As the massed fans lovingly mouth the words to their every song it becomes clear that Embrace may well have pulled off one of the greatest injury-time match winners in history.

Back in the days when beats ruled the charts and purveyors of sweet melodies couldn't catch a cold, let alone a chart placing, it was the indie stalwarts like Embrace who suffered. Today, things have come full circle. We're in the era of indie's revenge. Nice ballads are the order of the day and electronic beats are old news. Which explains Keane.

It soon becomes clear what has brought about their return to the big league. Singer Danny McNamara has developed a new emotional resonance to his previously detached vocals. One listen to the Chris Martin penned single "Gravity", underlines this. Where once McNamara was all bombastic baritone, now his performance employs the subtlety of a warmer, caressing tone.

Musically, too, the band have evolved. Gone are the stadium-by-numbers rabble-rousers - in their place are emotional epics with their frailty as obvious as their strengths. The producer, Youth, brought about this change. His exacting demands for musical perfection brought out an ambitious aspect to the band. But this revolution also has so much to do with the band's years in the shadows. While no one was watching they rediscovered their need to make music. It is this passion that really came across last night.

Old favourites like "My Weakness" and "Retred" have a new life breathed into them - lumpy shapes remoulded into softer, more subtle versions. "All You Good People" displays the kind of soul normally captured in old Motown records while "Gravity" reveals a soft underbelly to its previous epic armoury.
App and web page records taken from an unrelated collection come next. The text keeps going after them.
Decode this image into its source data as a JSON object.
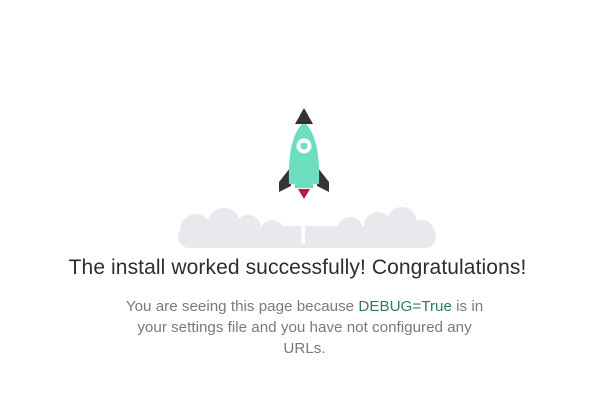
{
  "page": {
    "headline": "The install worked successfully! Congratulations!",
    "message": {
      "before": "You are seeing this page because ",
      "highlight": "DEBUG=True",
      "after": " is in your settings file and you have not configured any URLs."
    }
  },
  "illustration": {
    "icons": [
      "rocket-icon",
      "cloud-icon"
    ],
    "colors": {
      "rocket_body": "#6ddfc0",
      "rocket_dark": "#343434",
      "flame": "#b01d4a",
      "cloud": "#e8e9ec"
    }
  }
}
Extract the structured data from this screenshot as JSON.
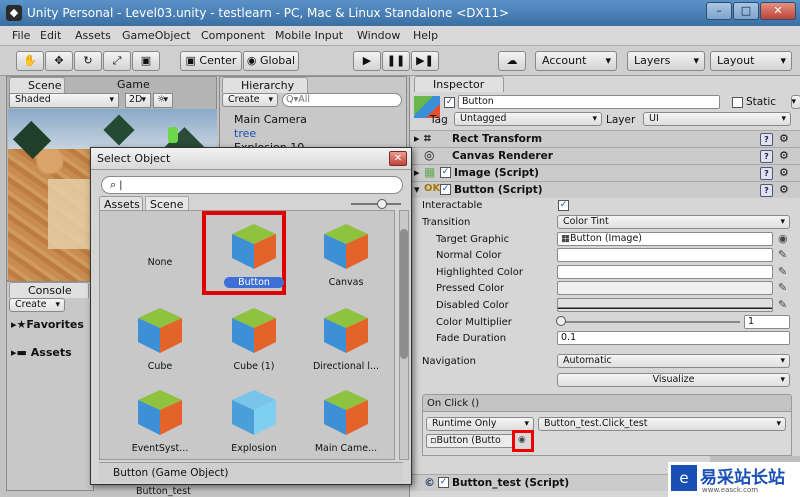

It's as if they feel like impostors in their new found position at the top of the album charts. As a result, the performance smacks of self-awareness. Yet there is a sense of pride that scoops even the least interesting songs to new highs. Embrace prove there is more interesting life in them yet. Well, at least for another 90 minutes anyway.